Although specific states in the USA might be making moves to gravitate towards a digital experience, it is not a sure bet. If Rick Scott does not make it into another term in office, this bill can be shot dead. Until digital readers are decided upon, on a Federal level, most companies will focus on markets that already have these things decided from the higher reaches of government.
If Color e-ink by way of Ectaco and new tech from Plastic Logic are not in the cards anytime soon, where does that leave the market that wants color in their e-reading experience? When we met with executives from Liquavista and Mirasol over the last few days, they told me that we will see devices by the end of the year using their technology. Although both use different types of technology that is not e-ink, remember e-ink Holdings is a company offering screen technology found in the Kindle, Kobo, and Sony e-readers of the world. It is popular, of course, but there are other avenues available that been in development for quite some time and could eat away at e-Ink’s market share if marketed correctly.
Samsung recently acquired Liquavista earlier this year and this is why we have not seen their new Electrowetting technology in any products to date. I was told that “anytime you are acquired there is a always a long delay in manufacturing and management changes.” Obviously Samsung has perhaps one of the strongest companies in the world in terms of “the total package.” They make their own screens and components, and sell their items under their own banner. We could prospectively see some mighty new products from Liquavista that give us better resolution than e-ink and draw even less power, giving us longer battery life.

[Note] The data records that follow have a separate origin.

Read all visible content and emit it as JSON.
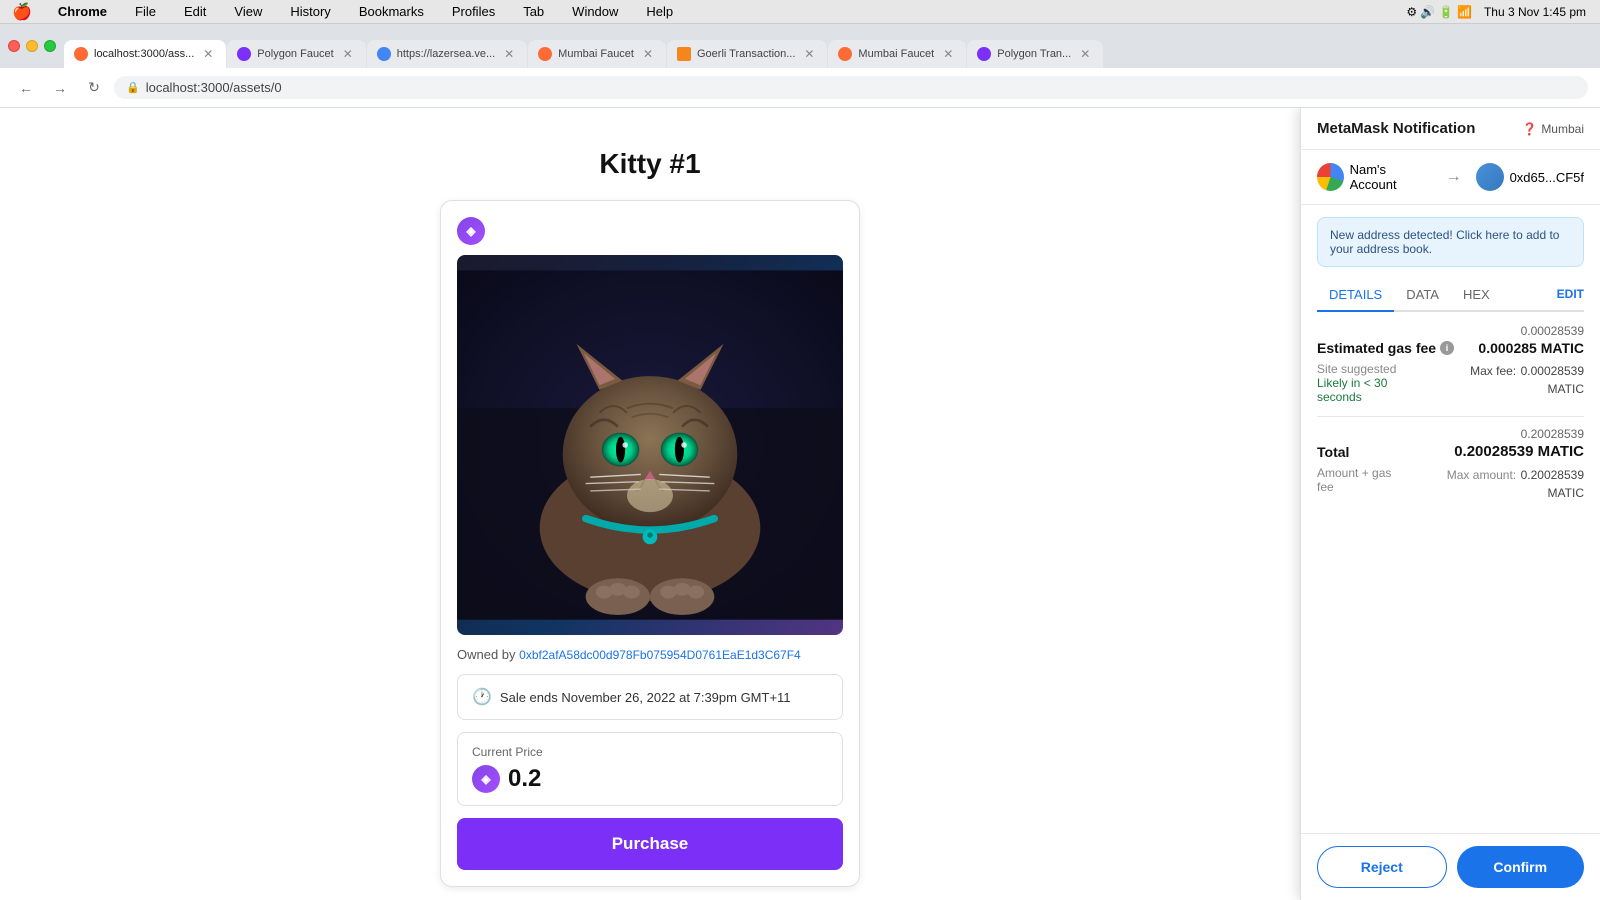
{
  "menubar": {
    "apple": "🍎",
    "items": [
      "Chrome",
      "File",
      "Edit",
      "View",
      "History",
      "Bookmarks",
      "Profiles",
      "Tab",
      "Window",
      "Help"
    ],
    "right": {
      "time": "Thu 3 Nov  1:45 pm"
    }
  },
  "browser": {
    "tabs": [
      {
        "id": "tab-1",
        "label": "localhost:3000/ass...",
        "active": true,
        "favicon_type": "orange",
        "closable": true
      },
      {
        "id": "tab-2",
        "label": "Polygon Faucet",
        "active": false,
        "favicon_type": "purple",
        "closable": true
      },
      {
        "id": "tab-3",
        "label": "https://lazersea.ve...",
        "active": false,
        "favicon_type": "blue",
        "closable": true
      },
      {
        "id": "tab-4",
        "label": "Mumbai Faucet",
        "active": false,
        "favicon_type": "orange",
        "closable": true
      },
      {
        "id": "tab-5",
        "label": "Goerli Transaction...",
        "active": false,
        "favicon_type": "metamask",
        "closable": true
      },
      {
        "id": "tab-6",
        "label": "Mumbai Faucet",
        "active": false,
        "favicon_type": "orange",
        "closable": true
      },
      {
        "id": "tab-7",
        "label": "Polygon Tran...",
        "active": false,
        "favicon_type": "purple",
        "closable": true
      }
    ],
    "url": "localhost:3000/assets/0"
  },
  "page": {
    "title": "Kitty #1",
    "owned_by_label": "Owned by",
    "owner_address": "0xbf2afA58dc00d978Fb075954D0761EaE1d3C67F4",
    "sale_ends": "Sale ends November 26, 2022 at 7:39pm GMT+11",
    "current_price_label": "Current Price",
    "price": "0.2",
    "purchase_label": "Purchase"
  },
  "metamask": {
    "title": "MetaMask Notification",
    "network": "Mumbai",
    "from_account": "Nam's Account",
    "to_address": "0xd65...CF5f",
    "notice": "New address detected! Click here to add to your address book.",
    "tabs": [
      "DETAILS",
      "DATA",
      "HEX"
    ],
    "active_tab": "DETAILS",
    "edit_label": "EDIT",
    "gas_fee_label": "Estimated gas fee",
    "gas_fee_amount_small": "0.00028539",
    "gas_fee_matic": "0.000285 MATIC",
    "site_suggested_label": "Site suggested",
    "likely_label": "Likely in < 30 seconds",
    "max_fee_label": "Max fee:",
    "max_fee_value": "0.00028539 MATIC",
    "total_label": "Total",
    "total_amount_small": "0.20028539",
    "total_matic": "0.20028539 MATIC",
    "amount_gas_label": "Amount + gas fee",
    "max_amount_label": "Max amount:",
    "max_amount_value": "0.20028539 MATIC",
    "reject_label": "Reject",
    "confirm_label": "Confirm"
  }
}
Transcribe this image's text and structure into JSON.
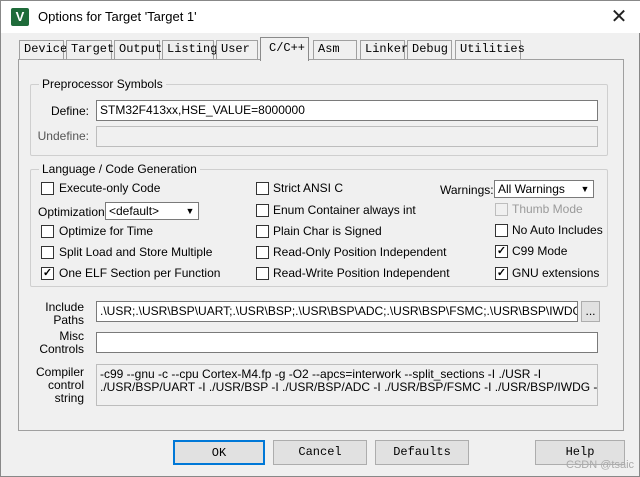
{
  "window": {
    "title": "Options for Target 'Target 1'",
    "close_glyph": "✕",
    "app_icon_letter": "V"
  },
  "tabs": [
    {
      "label": "Device"
    },
    {
      "label": "Target"
    },
    {
      "label": "Output"
    },
    {
      "label": "Listing"
    },
    {
      "label": "User"
    },
    {
      "label": "C/C++"
    },
    {
      "label": "Asm"
    },
    {
      "label": "Linker"
    },
    {
      "label": "Debug"
    },
    {
      "label": "Utilities"
    }
  ],
  "active_tab": "C/C++",
  "preprocessor": {
    "group_title": "Preprocessor Symbols",
    "define_label": "Define:",
    "define_value": "STM32F413xx,HSE_VALUE=8000000",
    "undefine_label": "Undefine:",
    "undefine_value": ""
  },
  "language": {
    "group_title": "Language / Code Generation",
    "execute_only": {
      "label": "Execute-only Code",
      "checked": false
    },
    "optimization_label": "Optimization:",
    "optimization_value": "<default>",
    "optimize_time": {
      "label": "Optimize for Time",
      "checked": false
    },
    "split_load": {
      "label": "Split Load and Store Multiple",
      "checked": false
    },
    "one_elf": {
      "label": "One ELF Section per Function",
      "checked": true,
      "check_glyph": "✓"
    },
    "strict_ansi": {
      "label": "Strict ANSI C",
      "checked": false
    },
    "enum_container": {
      "label": "Enum Container always int",
      "checked": false
    },
    "plain_char": {
      "label": "Plain Char is Signed",
      "checked": false
    },
    "ro_pi": {
      "label": "Read-Only Position Independent",
      "checked": false
    },
    "rw_pi": {
      "label": "Read-Write Position Independent",
      "checked": false
    },
    "warnings_label": "Warnings:",
    "warnings_value": "All Warnings",
    "thumb_mode": {
      "label": "Thumb Mode",
      "checked": false,
      "disabled": true
    },
    "no_auto_includes": {
      "label": "No Auto Includes",
      "checked": false
    },
    "c99_mode": {
      "label": "C99 Mode",
      "checked": true,
      "check_glyph": "✓"
    },
    "gnu_extensions": {
      "label": "GNU extensions",
      "checked": true,
      "check_glyph": "✓"
    }
  },
  "include": {
    "label_line1": "Include",
    "label_line2": "Paths",
    "value": ".\\USR;.\\USR\\BSP\\UART;.\\USR\\BSP;.\\USR\\BSP\\ADC;.\\USR\\BSP\\FSMC;.\\USR\\BSP\\IWDG;.\\U",
    "browse_label": "..."
  },
  "misc": {
    "label_line1": "Misc",
    "label_line2": "Controls",
    "value": ""
  },
  "compiler": {
    "label_line1": "Compiler",
    "label_line2": "control",
    "label_line3": "string",
    "line1": "-c99 --gnu -c --cpu Cortex-M4.fp -g -O2 --apcs=interwork --split_sections -I ./USR -I",
    "line2": "./USR/BSP/UART -I ./USR/BSP -I ./USR/BSP/ADC -I ./USR/BSP/FSMC -I ./USR/BSP/IWDG -I"
  },
  "buttons": {
    "ok": "OK",
    "cancel": "Cancel",
    "defaults": "Defaults",
    "help": "Help"
  },
  "watermark": "CSDN @tsaic",
  "colors": {
    "title_bg": "#ffffff",
    "dialog_bg": "#f0f0f0",
    "default_button_border": "#0078d7"
  }
}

Mirasol based technology is another alternative that is coming soon and is developed in conjunction with Qualcomm. You might have heard a while back that Mirasol and Freescale had teamed up for an e-reader which was all over the news. When we spoke with Cheryl Goodman, who is in charge of Publisher Relations at Mirasol, she said that the e-reader was just proof of a concept to test the new chipset in their designs. It was never meant to be marketed.
The specialty of the Mirasol display technology is that the display does not depend on backlight, but instead uses the ambient lighting for it to show text on screen. In this respect, the Mirasol display can be considered similar to e-ink screens, though that’s where the similarity ends. While e-ink screens have the advantage of low power requirements, they suffer from the disadvantage of being unable to render color displays or support moving pictures. This is not so with the Mirasol screens, which can handle both.

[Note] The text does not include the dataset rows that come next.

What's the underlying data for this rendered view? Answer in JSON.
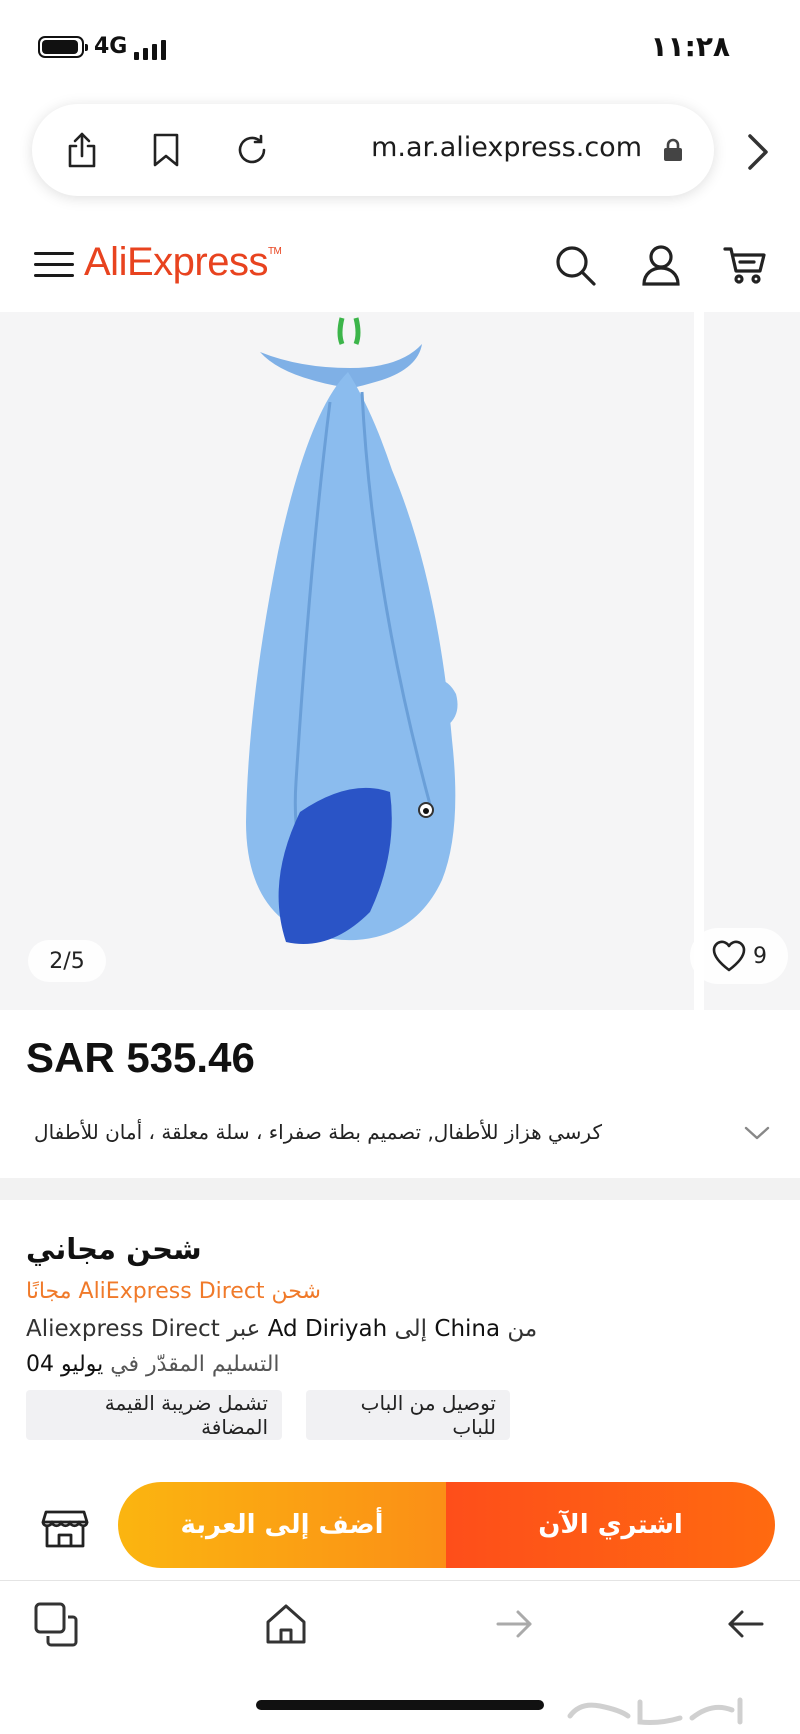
{
  "status_bar": {
    "time": "١١:٢٨",
    "network": "4G"
  },
  "browser": {
    "url": "m.ar.aliexpress.com"
  },
  "header": {
    "logo": "AliExpress"
  },
  "gallery": {
    "counter": "2/5",
    "likes": "9"
  },
  "product": {
    "price": "SAR 535.46",
    "title": "كرسي هزاز للأطفال, تصميم بطة صفراء ، سلة معلقة ، أمان للأطفال"
  },
  "shipping": {
    "title": "شحن مجاني",
    "direct": "شحن AliExpress Direct مجانًا",
    "route_via_label": "عبر",
    "route_carrier": "Aliexpress Direct",
    "route_to_label": "إلى",
    "route_destination": "Ad Diriyah",
    "route_from_label": "من",
    "route_origin": "China",
    "delivery_label": "التسليم المقدّر في",
    "delivery_date": "يوليو 04",
    "chips": [
      "توصيل من الباب للباب",
      "تشمل ضريبة القيمة المضافة"
    ]
  },
  "actions": {
    "add_to_cart": "أضف إلى العربة",
    "buy_now": "اشتري الآن"
  },
  "colors": {
    "brand": "#e8431f",
    "cart_button": "#fb9d14",
    "buy_button": "#fe5a15",
    "shipping_highlight": "#f07a2a"
  },
  "icons": [
    "share-icon",
    "bookmark-icon",
    "reload-icon",
    "lock-icon",
    "chevron-right-icon",
    "menu-icon",
    "search-icon",
    "account-icon",
    "cart-icon",
    "heart-icon",
    "chevron-down-icon",
    "store-icon",
    "tabs-icon",
    "home-icon",
    "forward-arrow-icon",
    "back-arrow-icon"
  ]
}
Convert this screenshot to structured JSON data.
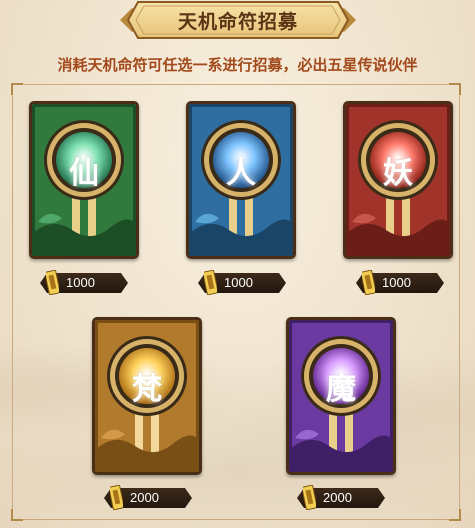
{
  "title": "天机命符招募",
  "subtitle": "消耗天机命符可任选一系进行招募，必出五星传说伙伴",
  "cards": [
    {
      "glyph": "仙",
      "cost": "1000",
      "theme": "green",
      "colors": {
        "bg": "#2f7a3c",
        "dark": "#1d4f26",
        "orb": "#7de0b0"
      }
    },
    {
      "glyph": "人",
      "cost": "1000",
      "theme": "blue",
      "colors": {
        "bg": "#2f6ea0",
        "dark": "#1b4566",
        "orb": "#7fc4ff"
      }
    },
    {
      "glyph": "妖",
      "cost": "1000",
      "theme": "red",
      "colors": {
        "bg": "#a0342a",
        "dark": "#6b1e17",
        "orb": "#ff7a6a"
      }
    },
    {
      "glyph": "梵",
      "cost": "2000",
      "theme": "gold",
      "colors": {
        "bg": "#b27a2c",
        "dark": "#7a4f16",
        "orb": "#ffd25c"
      }
    },
    {
      "glyph": "魔",
      "cost": "2000",
      "theme": "purple",
      "colors": {
        "bg": "#6a3aa0",
        "dark": "#3f1f66",
        "orb": "#d79bff"
      }
    }
  ],
  "icons": {
    "currency": "talisman-icon",
    "banner": "scroll-banner-icon"
  }
}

The e-Reader space is too competitive for Plastic Logic and Ectaco to make a play for the Western European and North American Markets. So many companies have tried and failed to make an impress on a fickle market that is obsessed with Nooks, Kindles, and iPads. Many people wonder why color e-ink or color displays on e-readers are not a reality here at home. Hopefully this article has shared some insight on why the two companies are not ready to bring it over here yet on a commercial level.
Michael Kozlowski is the Editor in Chief of Good e-Reader. He has been writing about audiobooks and e-readers for the past ten years. His articles have been picked up by major and local news sources and websites such as the CBC, CNET, Engadget, Huffington Post and the New York Times.